The U.S. stock market rose sharply today after Gilead Sciences (NASDAQ: GILD) reported “positive” preliminary results in a remdesivir trial to treat COVID-19. Unfortunately, the trial results are inconclusive, and earlier Chinese research suggests that the drug doesn’t work .
Investors seem to be grasping at straws to find any excuse to ignore the deteriorating fundamentals of the U.S economy. And this may come back to haunt them when reality finally sinks in.
By the numbers, the coronavirus pandemic is worse than ever. The United States added over 25,000 new cases yesterday, along with 2,470 deaths , bringing the total fatalities to 59,266. Much of the country remains locked down to slow the spread of the disease.
People will slowly get back to their normal activities. But things may never be the same until there is an effective treatment for COVID-19. Many have hinged their hopes on remdesivir, an experimental treatment developed by Gilead Sciences.
Gilead developed remdesivir as a potential treatment of the Ebola virus , but due to its powerful anti-viral activity, it was quickly touted as a potential treatment for COVID-19. Now, Gilead claims to have found encouragement in a recent study, but the results leave much to be desired because they lack a control group.
The trial involved two groups of patients who were hospitalized with severe cases of COVID-19. One group received Remdisivir for five days while the other group took the drug for ten days.
The study found that half of the patients in both groups were discharged within 14 days, and 64.5% of the patients who received the shorter treatment were discharged compared to 53.8% who received the longer treatment.
According to Aruna Subramanian, a lead investigator of the study, the results are encouraging. She states the following:
These data are encouraging as they indicate that patients who received a shorter, 5-day course of Remdesivir experienced similar clinical improvement as patients who received a 10-day treatment course.

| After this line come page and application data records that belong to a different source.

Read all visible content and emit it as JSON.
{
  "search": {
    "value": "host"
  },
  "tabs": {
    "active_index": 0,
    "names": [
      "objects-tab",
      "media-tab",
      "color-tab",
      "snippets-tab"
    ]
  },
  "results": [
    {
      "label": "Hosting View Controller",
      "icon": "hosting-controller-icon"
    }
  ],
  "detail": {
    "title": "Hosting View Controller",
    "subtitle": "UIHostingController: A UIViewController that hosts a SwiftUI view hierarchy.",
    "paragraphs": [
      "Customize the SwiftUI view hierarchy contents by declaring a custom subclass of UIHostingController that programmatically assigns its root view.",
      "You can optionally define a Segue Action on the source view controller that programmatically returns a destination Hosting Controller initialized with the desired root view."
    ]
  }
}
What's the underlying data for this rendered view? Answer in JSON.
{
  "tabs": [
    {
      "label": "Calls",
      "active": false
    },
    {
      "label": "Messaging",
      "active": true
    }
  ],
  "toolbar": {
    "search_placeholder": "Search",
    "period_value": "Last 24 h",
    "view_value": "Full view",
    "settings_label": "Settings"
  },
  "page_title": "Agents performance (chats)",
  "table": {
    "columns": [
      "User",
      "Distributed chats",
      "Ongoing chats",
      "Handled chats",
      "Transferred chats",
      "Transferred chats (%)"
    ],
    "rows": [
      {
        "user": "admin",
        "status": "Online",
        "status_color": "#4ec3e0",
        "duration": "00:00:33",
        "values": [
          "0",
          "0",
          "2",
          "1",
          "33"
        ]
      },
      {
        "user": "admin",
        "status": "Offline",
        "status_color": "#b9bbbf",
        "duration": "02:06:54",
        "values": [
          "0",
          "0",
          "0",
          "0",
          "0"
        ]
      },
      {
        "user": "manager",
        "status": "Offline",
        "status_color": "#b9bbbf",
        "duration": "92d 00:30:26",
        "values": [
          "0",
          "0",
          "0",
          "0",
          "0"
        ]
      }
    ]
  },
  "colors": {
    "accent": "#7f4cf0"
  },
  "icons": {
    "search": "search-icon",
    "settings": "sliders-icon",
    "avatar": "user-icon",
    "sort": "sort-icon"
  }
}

Subramanian’s findings seem completely irrelevant. The study doesn’t prove that remdesivir treats coronavirus because it doesn’t include a control group. None of the patients received a placebo. That means we have no way of knowing if remdesivir had any clinical impact on the patients.

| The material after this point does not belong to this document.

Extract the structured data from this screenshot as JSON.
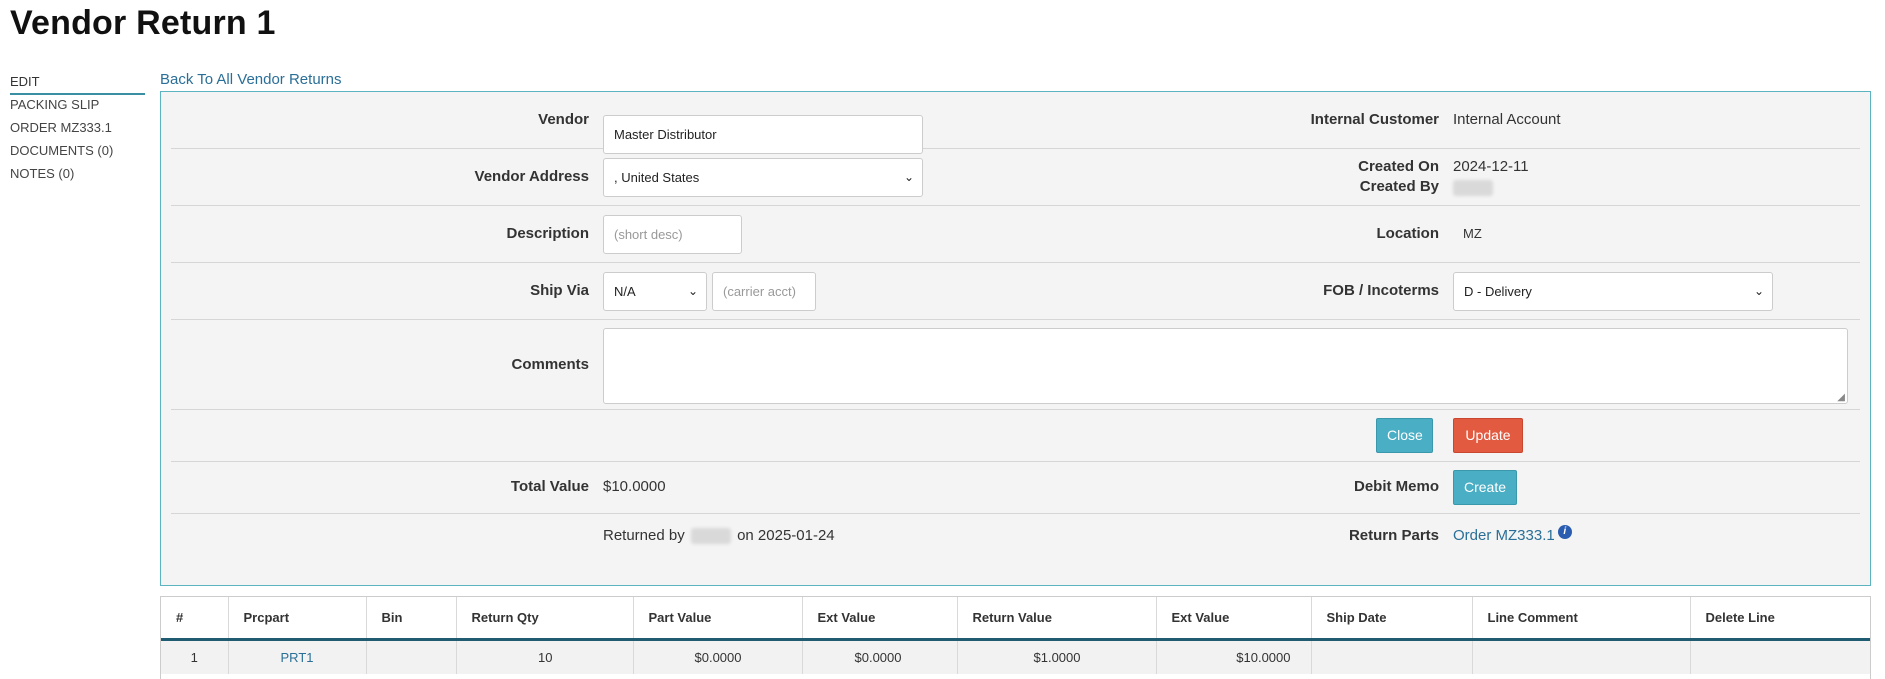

And while Subramanian may disagree, the fact that patients exposed to remdesivir for longer spent more time in the hospital raises the question about whether the drug could do more harm than good.

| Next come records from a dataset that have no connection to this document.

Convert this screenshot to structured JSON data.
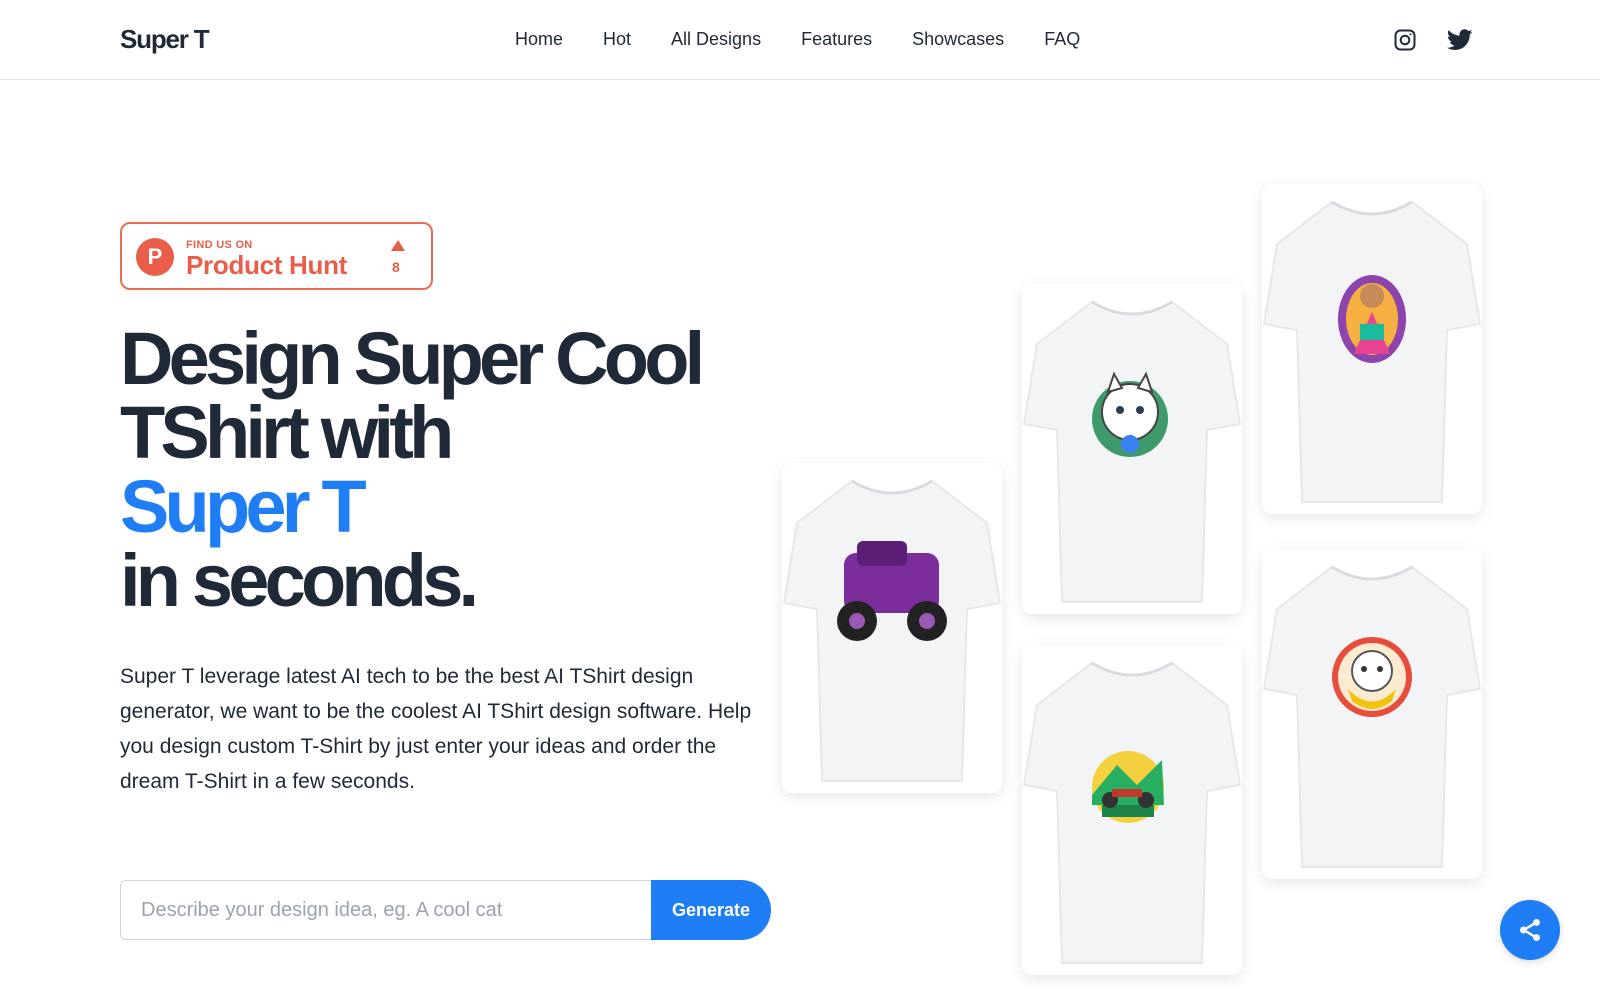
{
  "header": {
    "logo": "Super T",
    "nav": [
      "Home",
      "Hot",
      "All Designs",
      "Features",
      "Showcases",
      "FAQ"
    ],
    "social": [
      "instagram-icon",
      "twitter-icon"
    ]
  },
  "badge": {
    "find_text": "FIND US ON",
    "name": "Product Hunt",
    "logo_letter": "P",
    "count": "8"
  },
  "hero": {
    "title_line1": "Design Super Cool",
    "title_line2": "TShirt with",
    "title_accent": "Super T",
    "title_line4": "in seconds.",
    "description": "Super T leverage latest AI tech to be the best AI TShirt design generator, we want to be the coolest AI TShirt design software. Help you design custom T-Shirt by just enter your ideas and order the dream T-Shirt in a few seconds."
  },
  "generator": {
    "placeholder": "Describe your design idea, eg. A cool cat",
    "button_label": "Generate"
  },
  "showcase": {
    "shirts": [
      {
        "design": "purple monster truck"
      },
      {
        "design": "white cat with flowers"
      },
      {
        "design": "motorcycle landscape"
      },
      {
        "design": "girl in colorful dress"
      },
      {
        "design": "cat in a teacup"
      }
    ]
  },
  "colors": {
    "accent": "#1f7ef6",
    "text": "#1f2937",
    "product_hunt": "#ea5e49"
  },
  "share": {
    "icon": "share-icon"
  }
}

But today’s stock market rally suggests that investors are so drunk on COVID-19 treatment hopium that they don’t care about these pesky details.